Try it -> Return each line below holding the string "index".

Entries from a dataset of interfaces
"""

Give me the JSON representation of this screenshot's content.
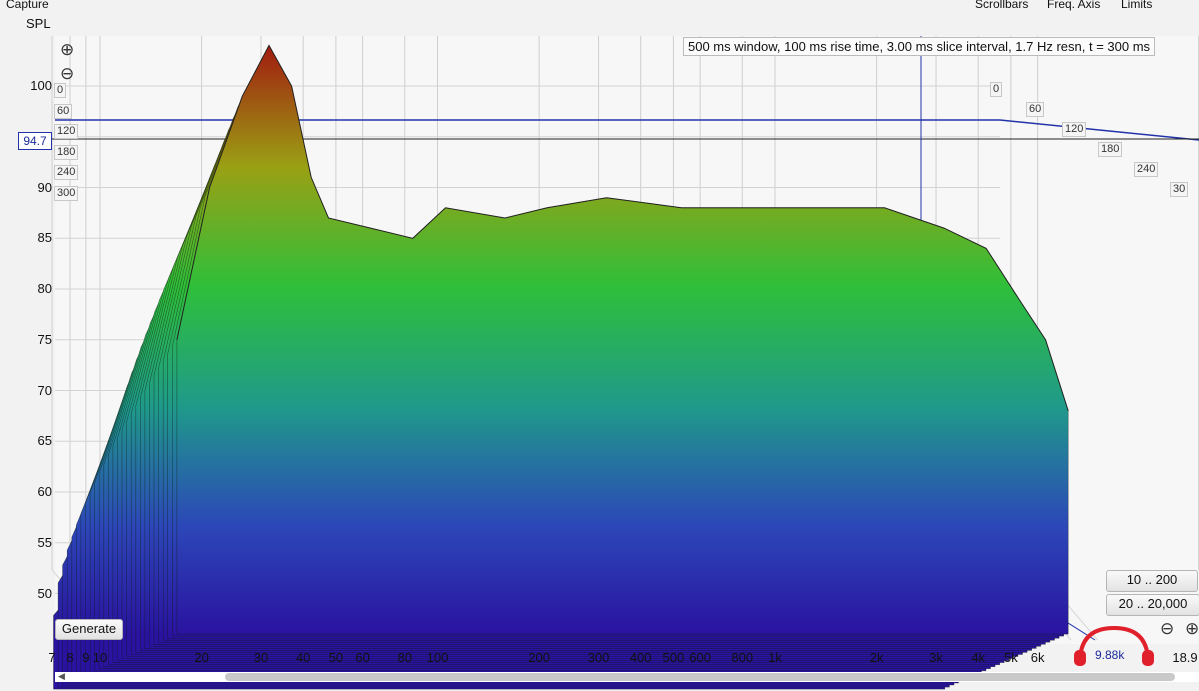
{
  "toolbar": {
    "capture": "Capture",
    "scrollbars": "Scrollbars",
    "freq_axis": "Freq. Axis",
    "limits": "Limits"
  },
  "info_text": "500 ms window, 100 ms rise time, 3.00 ms slice interval, 1.7 Hz resn, t = 300 ms",
  "cursor_value": "94.7",
  "cursor_freq": "9.88k",
  "buttons": {
    "generate": "Generate",
    "range_low": "10 .. 200",
    "range_full": "20 .. 20,000"
  },
  "colors": {
    "high": "#a21010",
    "mid": "#2fbf3a",
    "low": "#2a13a0",
    "cursor": "#1a2a9a"
  },
  "icons": {
    "zoom_in": "zoom-in-icon",
    "zoom_out": "zoom-out-icon"
  },
  "chart_data": {
    "type": "area",
    "subtype": "waterfall",
    "ylabel": "SPL",
    "ylim": [
      46,
      106
    ],
    "y_ticks": [
      "100",
      "95",
      "90",
      "85",
      "80",
      "75",
      "70",
      "65",
      "60",
      "55",
      "50"
    ],
    "x_scale": "log",
    "xlim": [
      7,
      18000
    ],
    "x_ticks": [
      {
        "v": 7,
        "label": "7"
      },
      {
        "v": 8,
        "label": "8"
      },
      {
        "v": 9,
        "label": "9"
      },
      {
        "v": 10,
        "label": "10"
      },
      {
        "v": 20,
        "label": "20"
      },
      {
        "v": 30,
        "label": "30"
      },
      {
        "v": 40,
        "label": "40"
      },
      {
        "v": 50,
        "label": "50"
      },
      {
        "v": 60,
        "label": "60"
      },
      {
        "v": 80,
        "label": "80"
      },
      {
        "v": 100,
        "label": "100"
      },
      {
        "v": 200,
        "label": "200"
      },
      {
        "v": 300,
        "label": "300"
      },
      {
        "v": 400,
        "label": "400"
      },
      {
        "v": 500,
        "label": "500"
      },
      {
        "v": 600,
        "label": "600"
      },
      {
        "v": 800,
        "label": "800"
      },
      {
        "v": 1000,
        "label": "1k"
      },
      {
        "v": 2000,
        "label": "2k"
      },
      {
        "v": 3000,
        "label": "3k"
      },
      {
        "v": 4000,
        "label": "4k"
      },
      {
        "v": 5000,
        "label": "5k"
      },
      {
        "v": 6000,
        "label": "6k"
      },
      {
        "v": 18000,
        "label": "18.9"
      }
    ],
    "time_labels_left": [
      "0",
      "60",
      "120",
      "180",
      "240",
      "300"
    ],
    "time_labels_right": [
      "0",
      "60",
      "120",
      "180",
      "240",
      "30"
    ],
    "time_unit": "ms",
    "first_slice": [
      {
        "f": 16,
        "db": 75
      },
      {
        "f": 20,
        "db": 90
      },
      {
        "f": 25,
        "db": 99
      },
      {
        "f": 30,
        "db": 104
      },
      {
        "f": 35,
        "db": 100
      },
      {
        "f": 40,
        "db": 91
      },
      {
        "f": 45,
        "db": 87
      },
      {
        "f": 60,
        "db": 86
      },
      {
        "f": 80,
        "db": 85
      },
      {
        "f": 100,
        "db": 88
      },
      {
        "f": 150,
        "db": 87
      },
      {
        "f": 200,
        "db": 88
      },
      {
        "f": 300,
        "db": 89
      },
      {
        "f": 500,
        "db": 88
      },
      {
        "f": 800,
        "db": 88
      },
      {
        "f": 1000,
        "db": 88
      },
      {
        "f": 2000,
        "db": 88
      },
      {
        "f": 3000,
        "db": 86
      },
      {
        "f": 4000,
        "db": 84
      },
      {
        "f": 5000,
        "db": 79
      },
      {
        "f": 6000,
        "db": 75
      },
      {
        "f": 7000,
        "db": 68
      }
    ]
  }
}
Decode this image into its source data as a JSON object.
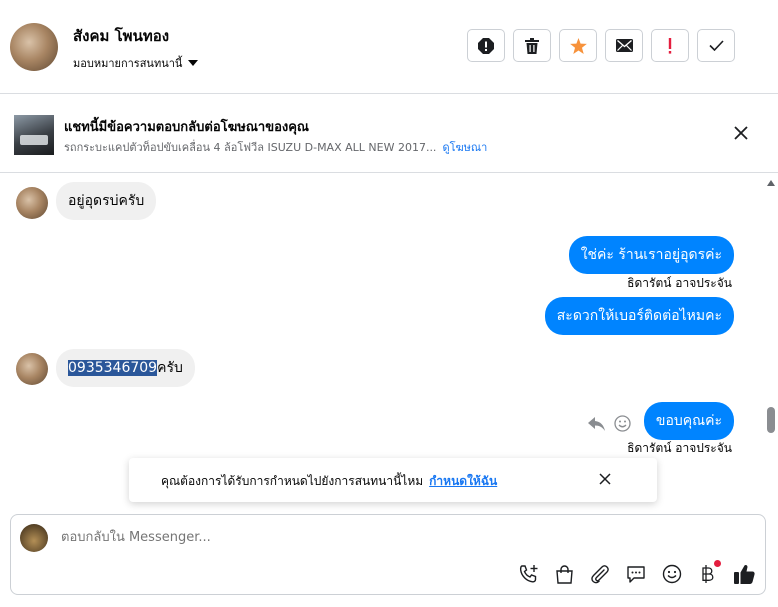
{
  "header": {
    "contact_name": "สังคม โพนทอง",
    "assign_label": "มอบหมายการสนทนานี้",
    "toolbar": [
      "spam-alert",
      "delete",
      "star",
      "mark-unread",
      "important",
      "done"
    ]
  },
  "ad": {
    "title": "แชทนี้มีข้อความตอบกลับต่อโฆษณาของคุณ",
    "subtitle": "รถกระบะแคปตัวท็อปขับเคลื่อน 4 ล้อโฟวีล ISUZU D-MAX ALL NEW 2017...",
    "link": "ดูโฆษณา"
  },
  "messages": [
    {
      "dir": "in",
      "text": "อยู่อุดรบ่ครับ"
    },
    {
      "dir": "out",
      "text": "ใช่ค่ะ ร้านเราอยู่อุดรค่ะ",
      "sender": "ธิดารัตน์ อาจประจัน"
    },
    {
      "dir": "out",
      "text": "สะดวกให้เบอร์ติดต่อไหมคะ"
    },
    {
      "dir": "in",
      "highlight": "0935346709",
      "text": "ครับ"
    },
    {
      "dir": "out",
      "text": "ขอบคุณค่ะ",
      "sender": "ธิดารัตน์ อาจประจัน"
    }
  ],
  "toast": {
    "text": "คุณต้องการได้รับการกำหนดไปยังการสนทนานี้ไหม",
    "link": "กำหนดให้ฉัน"
  },
  "composer": {
    "placeholder": "ตอบกลับใน Messenger..."
  },
  "colors": {
    "accent": "#0084ff",
    "link": "#1877f2",
    "star": "#f7923b",
    "important": "#e41e3f"
  }
}
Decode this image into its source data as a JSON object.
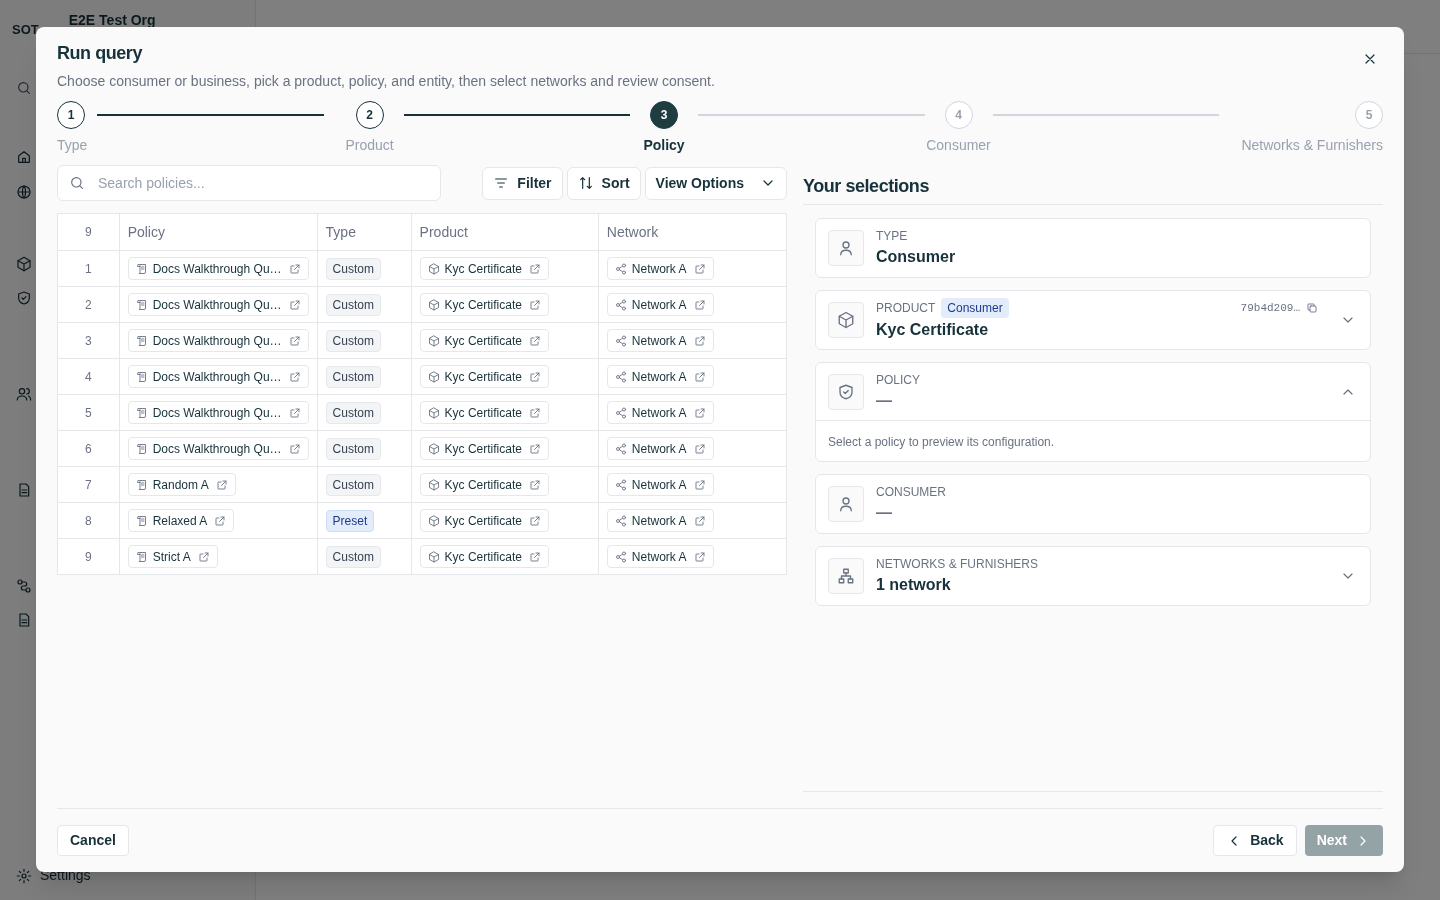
{
  "app": {
    "brand": "SOT",
    "org": "E2E Test Org",
    "settings": "Settings"
  },
  "dialog": {
    "title": "Run query",
    "subtitle": "Choose consumer or business, pick a product, policy, and entity, then select networks and review consent.",
    "steps": [
      {
        "number": "1",
        "label": "Type",
        "done": true,
        "selected": false
      },
      {
        "number": "2",
        "label": "Product",
        "done": true,
        "selected": false
      },
      {
        "number": "3",
        "label": "Policy",
        "done": false,
        "selected": true
      },
      {
        "number": "4",
        "label": "Consumer",
        "done": false,
        "selected": false
      },
      {
        "number": "5",
        "label": "Networks & Furnishers",
        "done": false,
        "selected": false
      }
    ],
    "search": {
      "placeholder": "Search policies..."
    },
    "toolbar": {
      "filter": "Filter",
      "sort": "Sort",
      "view_options": "View Options"
    },
    "table": {
      "count": "9",
      "columns": [
        "Policy",
        "Type",
        "Product",
        "Network"
      ],
      "rows": [
        {
          "index": "1",
          "policy": "Docs Walkthrough Qu…",
          "type": "Custom",
          "kind": "custom",
          "product": "Kyc Certificate",
          "network": "Network A"
        },
        {
          "index": "2",
          "policy": "Docs Walkthrough Qu…",
          "type": "Custom",
          "kind": "custom",
          "product": "Kyc Certificate",
          "network": "Network A"
        },
        {
          "index": "3",
          "policy": "Docs Walkthrough Qu…",
          "type": "Custom",
          "kind": "custom",
          "product": "Kyc Certificate",
          "network": "Network A"
        },
        {
          "index": "4",
          "policy": "Docs Walkthrough Qu…",
          "type": "Custom",
          "kind": "custom",
          "product": "Kyc Certificate",
          "network": "Network A"
        },
        {
          "index": "5",
          "policy": "Docs Walkthrough Qu…",
          "type": "Custom",
          "kind": "custom",
          "product": "Kyc Certificate",
          "network": "Network A"
        },
        {
          "index": "6",
          "policy": "Docs Walkthrough Qu…",
          "type": "Custom",
          "kind": "custom",
          "product": "Kyc Certificate",
          "network": "Network A"
        },
        {
          "index": "7",
          "policy": "Random A",
          "type": "Custom",
          "kind": "custom",
          "product": "Kyc Certificate",
          "network": "Network A"
        },
        {
          "index": "8",
          "policy": "Relaxed A",
          "type": "Preset",
          "kind": "preset",
          "product": "Kyc Certificate",
          "network": "Network A"
        },
        {
          "index": "9",
          "policy": "Strict A",
          "type": "Custom",
          "kind": "custom",
          "product": "Kyc Certificate",
          "network": "Network A"
        }
      ]
    },
    "selections": {
      "title": "Your selections",
      "cards": [
        {
          "kind": "type",
          "label": "TYPE",
          "value": "Consumer",
          "empty": false
        },
        {
          "kind": "product",
          "label": "PRODUCT",
          "badge": "Consumer",
          "id": "79b4d209…",
          "value": "Kyc Certificate",
          "empty": false,
          "expanded": false
        },
        {
          "kind": "policy",
          "label": "POLICY",
          "value": "—",
          "empty": true,
          "expanded": true,
          "note": "Select a policy to preview its configuration."
        },
        {
          "kind": "consumer",
          "label": "CONSUMER",
          "value": "—",
          "empty": true
        },
        {
          "kind": "networks",
          "label": "NETWORKS & FURNISHERS",
          "value": "1 network",
          "empty": false,
          "expanded": false
        }
      ]
    },
    "buttons": {
      "cancel": "Cancel",
      "back": "Back",
      "next": "Next",
      "next_disabled": true
    }
  }
}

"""

Solved problem ->
          "index": "1",
          "index": "2",
          "index": "3",
          "index": "4",
          "index": "5",
          "index": "6",
          "index": "7",
          "index": "8",
          "index": "9",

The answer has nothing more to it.